Release Date(s)1981 (April 12, 2016)
Studio(s)United Artists (Twilight Time)
- Film/Program Grade: A+
- Video Grade: A
- Audio Grade: A
- Extras Grade: A
Filmmakers and critics of a certain age tend to fetishize the 1970s, and it was undoubtedly a special time for a certain kind of American cinema, one marked by a post-Vietnam (and later post-Watergate) sense of disillusionment and antiestablishment sentiment that links films as disparate as Nashville, Taxi Driver, The Conversation, and Five Easy Pieces. Yet the focus on these and a handful of other iconic films, as well as the often repeated myth that Star Wars and (in a very different way) Heaven’s Gate ended the era of maverick auteurs in favor of homogenized corporate product, has left a lot of great movies in the dust – films that should be screened and talked about every bit as often as The Last Picture Show, Chinatown, and other masterpieces of the era have been somewhat lost to history. There is no better example of this than Ivan Passer’s Cutter’s Way (1981), a searing, absolutely perfect film that plays as a sort of companion piece to the far better known Chinatown. Like that film, it’s a bleak, cynical hangover of a movie that explicates precisely how the world is rigged in favor of the rich and powerful; unlike it, it’s set in the (then) present day and is stripped of all romanticism as a result.
It must have seemed like a brutal slap in the face to audiences who were embracing Ronald Reagan’s (utterly fabricated) optimism and the escapist pleasures of Raiders of the Lost Ark and Superman II. From the opening shot of a parade that succinctly captures the rape of land and people upon which plutocrats built America to its blunt, no room for hope final image, Cutter’s Way is a movie that says things have always been pretty bad (unless you’re a millionaire), and they’re only getting worse.

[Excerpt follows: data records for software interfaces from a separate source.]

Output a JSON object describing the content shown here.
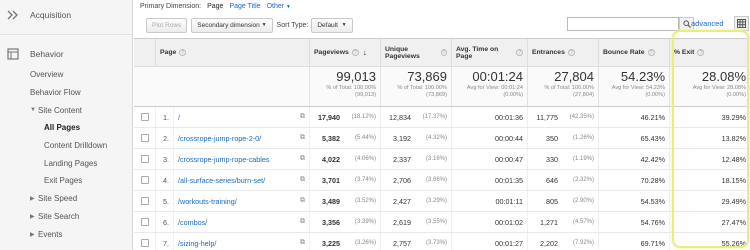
{
  "sidebar": {
    "acquisition": "Acquisition",
    "behavior": "Behavior",
    "items": [
      {
        "label": "Overview"
      },
      {
        "label": "Behavior Flow"
      },
      {
        "label": "Site Content"
      },
      {
        "label": "All Pages"
      },
      {
        "label": "Content Drilldown"
      },
      {
        "label": "Landing Pages"
      },
      {
        "label": "Exit Pages"
      },
      {
        "label": "Site Speed"
      },
      {
        "label": "Site Search"
      },
      {
        "label": "Events"
      }
    ]
  },
  "dimension": {
    "label": "Primary Dimension:",
    "selected": "Page",
    "alt": "Page Title",
    "other": "Other"
  },
  "toolbar": {
    "plot_rows": "Plot Rows",
    "secondary": "Secondary dimension",
    "sort_type_label": "Sort Type:",
    "sort_type_value": "Default",
    "advanced": "advanced"
  },
  "table": {
    "headers": {
      "page": "Page",
      "pageviews": "Pageviews",
      "unique": "Unique Pageviews",
      "avg_time": "Avg. Time on Page",
      "entrances": "Entrances",
      "bounce": "Bounce Rate",
      "exit": "% Exit"
    },
    "totals": {
      "pageviews": "99,013",
      "pageviews_sub": "% of Total: 100.00% (99,013)",
      "unique": "73,869",
      "unique_sub": "% of Total: 100.00% (73,869)",
      "avg_time": "00:01:24",
      "avg_time_sub": "Avg for View: 00:01:24 (0.00%)",
      "entrances": "27,804",
      "entrances_sub": "% of Total: 100.00% (27,804)",
      "bounce": "54.23%",
      "bounce_sub": "Avg for View: 54.23% (0.00%)",
      "exit": "28.08%",
      "exit_sub": "Avg for View: 28.08% (0.00%)"
    },
    "rows": [
      {
        "n": "1.",
        "page": "/",
        "pv": "17,940",
        "pv_pct": "(18.12%)",
        "upv": "12,834",
        "upv_pct": "(17.37%)",
        "avg": "00:01:36",
        "ent": "11,775",
        "ent_pct": "(42.35%)",
        "br": "46.21%",
        "exit": "39.29%"
      },
      {
        "n": "2.",
        "page": "/crossrope-jump-rope-2-0/",
        "pv": "5,382",
        "pv_pct": "(5.44%)",
        "upv": "3,192",
        "upv_pct": "(4.32%)",
        "avg": "00:00:44",
        "ent": "350",
        "ent_pct": "(1.26%)",
        "br": "65.43%",
        "exit": "13.82%"
      },
      {
        "n": "3.",
        "page": "/crossrope-jump-rope-cables",
        "pv": "4,022",
        "pv_pct": "(4.06%)",
        "upv": "2,337",
        "upv_pct": "(3.16%)",
        "avg": "00:00:47",
        "ent": "330",
        "ent_pct": "(1.19%)",
        "br": "42.42%",
        "exit": "12.48%"
      },
      {
        "n": "4.",
        "page": "/all-surface-series/burn-set/",
        "pv": "3,701",
        "pv_pct": "(3.74%)",
        "upv": "2,706",
        "upv_pct": "(3.66%)",
        "avg": "00:01:35",
        "ent": "646",
        "ent_pct": "(2.32%)",
        "br": "70.28%",
        "exit": "18.15%"
      },
      {
        "n": "5.",
        "page": "/workouts-training/",
        "pv": "3,489",
        "pv_pct": "(3.52%)",
        "upv": "2,427",
        "upv_pct": "(3.29%)",
        "avg": "00:01:11",
        "ent": "805",
        "ent_pct": "(2.90%)",
        "br": "54.53%",
        "exit": "29.49%"
      },
      {
        "n": "6.",
        "page": "/combos/",
        "pv": "3,356",
        "pv_pct": "(3.39%)",
        "upv": "2,619",
        "upv_pct": "(3.55%)",
        "avg": "00:01:02",
        "ent": "1,271",
        "ent_pct": "(4.57%)",
        "br": "54.76%",
        "exit": "27.47%"
      },
      {
        "n": "7.",
        "page": "/sizing-help/",
        "pv": "3,225",
        "pv_pct": "(3.26%)",
        "upv": "2,757",
        "upv_pct": "(3.73%)",
        "avg": "00:01:27",
        "ent": "2,202",
        "ent_pct": "(7.92%)",
        "br": "69.71%",
        "exit": "55.26%"
      }
    ]
  }
}
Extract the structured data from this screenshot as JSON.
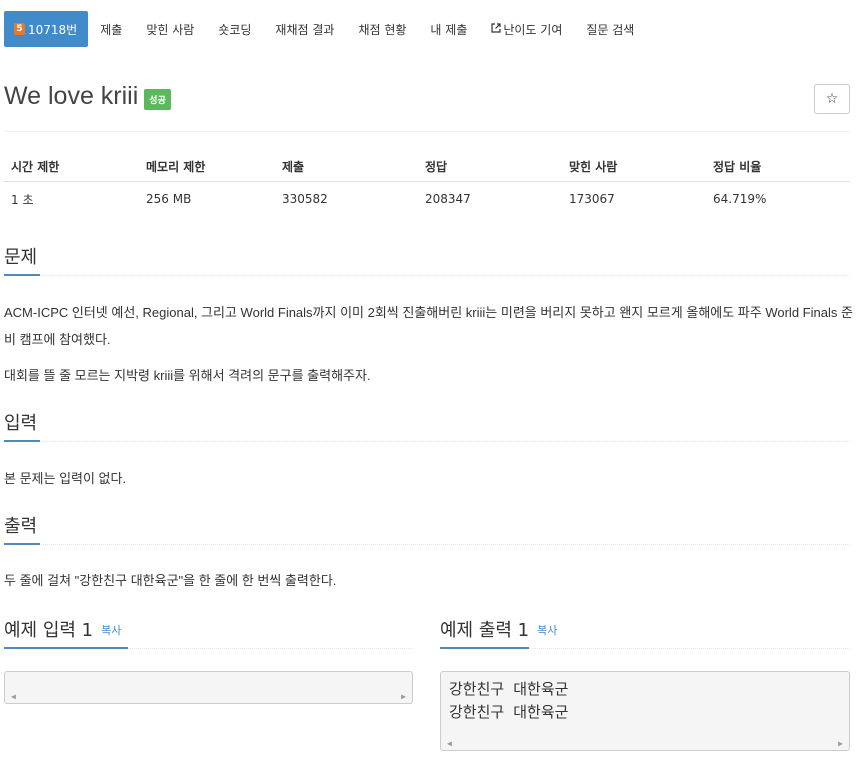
{
  "nav": {
    "problem_badge": "5",
    "problem_number": "10718번",
    "items": [
      "제출",
      "맞힌 사람",
      "숏코딩",
      "재채점 결과",
      "채점 현황",
      "내 제출",
      "난이도 기여",
      "질문 검색"
    ]
  },
  "problem": {
    "title": "We love kriii",
    "status_label": "성공",
    "star_icon": "☆"
  },
  "info_table": {
    "headers": [
      "시간 제한",
      "메모리 제한",
      "제출",
      "정답",
      "맞힌 사람",
      "정답 비율"
    ],
    "values": [
      "1 초",
      "256 MB",
      "330582",
      "208347",
      "173067",
      "64.719%"
    ]
  },
  "sections": {
    "description_title": "문제",
    "description_p1": "ACM-ICPC 인터넷 예선, Regional, 그리고 World Finals까지 이미 2회씩 진출해버린 kriii는 미련을 버리지 못하고 왠지 모르게 올해에도 파주 World Finals 준비 캠프에 참여했다.",
    "description_p2": "대회를 뜰 줄 모르는 지박령 kriii를 위해서 격려의 문구를 출력해주자.",
    "input_title": "입력",
    "input_text": "본 문제는 입력이 없다.",
    "output_title": "출력",
    "output_text": "두 줄에 걸쳐 \"강한친구 대한육군\"을 한 줄에 한 번씩 출력한다."
  },
  "samples": {
    "input_title": "예제 입력 1",
    "output_title": "예제 출력 1",
    "copy_label": "복사",
    "input_value": "",
    "output_value": "강한친구 대한육군\n강한친구 대한육군"
  }
}
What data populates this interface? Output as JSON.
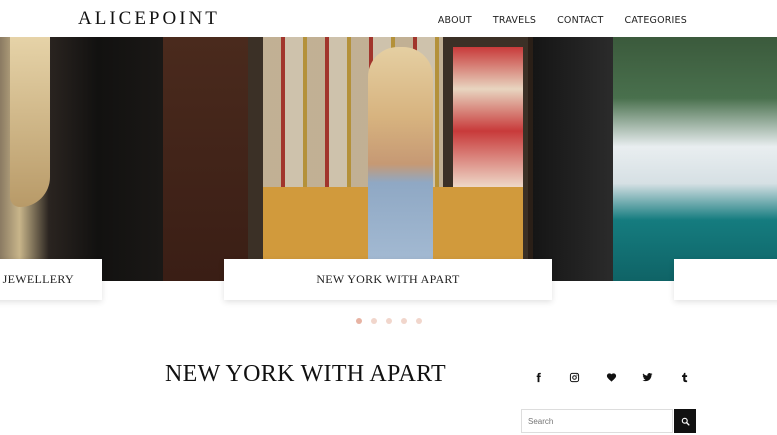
{
  "site": {
    "logo": "ALICEPOINT"
  },
  "nav": {
    "items": [
      "ABOUT",
      "TRAVELS",
      "CONTACT",
      "CATEGORIES"
    ]
  },
  "slider": {
    "captions": [
      "RT JEWELLERY",
      "NEW YORK WITH APART",
      ""
    ],
    "dots": 5,
    "active_dot": 1
  },
  "post": {
    "title": "NEW YORK WITH APART"
  },
  "social": {
    "icons": [
      "facebook-icon",
      "instagram-icon",
      "heart-icon",
      "twitter-icon",
      "tumblr-icon"
    ]
  },
  "search": {
    "placeholder": "Search"
  },
  "colors": {
    "dot_active": "#e7b3a3",
    "dot_inactive": "#f1d6cc",
    "search_button": "#111111"
  }
}
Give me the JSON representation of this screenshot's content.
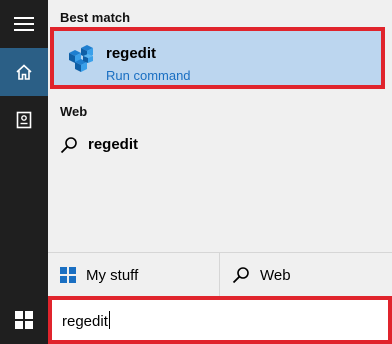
{
  "rail": {
    "menu_icon": "hamburger-icon",
    "home_icon": "home-icon",
    "notebook_icon": "notebook-icon",
    "start_icon": "windows-logo-icon",
    "active_color": "#2b5f86"
  },
  "results": {
    "best_match_label": "Best match",
    "best_match": {
      "title": "regedit",
      "subtitle": "Run command",
      "icon": "registry-editor-icon"
    },
    "web_label": "Web",
    "web_items": [
      {
        "label": "regedit",
        "icon": "search-icon"
      }
    ]
  },
  "scopes": {
    "my_stuff": {
      "label": "My stuff",
      "icon": "windows-logo-icon"
    },
    "web": {
      "label": "Web",
      "icon": "search-icon"
    }
  },
  "search": {
    "value": "regedit"
  },
  "colors": {
    "highlight": "#bcd6ef",
    "accent_text": "#1a6fc2",
    "annotation_border": "#e0242c"
  }
}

Cinematically, it looks backward to the weary resignation of films like Arthur Penn’s Night Moves and Coppola’s The Conversation; politically, it’s depressingly prescient about where the class divide in America was heading. It tells the story of two friends who live in Santa Barbara, a community where the rich and the poor live in close proximity (at least they did then, before gentrification), and where title character Bone (Jeff Bridges) manages to navigate both worlds through an apathetic nature and affable charm. His best friend Cutter (John Heard) doesn’t find it so easy to assimilate; a Vietnam vet who lost an eye and an arm in the war, he spends most of his time drunk and constantly alienates everyone around him, including his long suffering wife (Lisa Eichorn).
When Bone gets a murky glimpse of a murderer fleeing the scene of the crime and things it might be a local oil magnate, Cutter sees a chance to get revenge on all the fat cats who he sees as his oppressors, the men who start the wars and exploit everyone around them without ever taking responsibility. He tries to convince Bone to go along with him on a blackmail scheme that is half-baked at best, and leads to inevitably tragic results. The plot is essentially a pretext for a portrait of a broken community and two broken men (as well as the broken woman, beautifully played by Eichorn, who loves them both), as well as of completely amoral greed in the form of the oil mogul. If this sounds simplistic, the execution is anything but; the film constantly works over the audience’s sympathies (Cutter is an exceptionally unlikable protagonist at times) and digs deeply into the issues that it raises without ever becoming truly explicit – even the devastating ending leaves enough room for interpretation to inspire a bit of debate among film historians Julie Kirgo and Nick Redman on the commentary track.
That commentary track is just one reason the Cutter’s Way Blu-ray is highly recommended, the other being the exceptional transfer of the film itself – a vast improvement over the less detailed and improperly color balanced standard-def DVD release of a decade or so back. Kirgo and Redman give a dense but entertaining production history of the film and brilliantly analyze it in terms of both cinema and politics – a great movie is made to seem even greater under their tutelage. The score by master composer Jack Nitzsche is just one of the movie’s many strengths, and it’s available here as an isolated score track; an original theatrical trailer is included as well. Though there are a few occasional scratches and pieces of dirt on the source material, the disc looks and sounds terrific – nearly perfect. The film itself, meanwhile, is perfect – a powerful, impeccably crafted film noir that deserves to be far, far better known.
- Jim Hemphill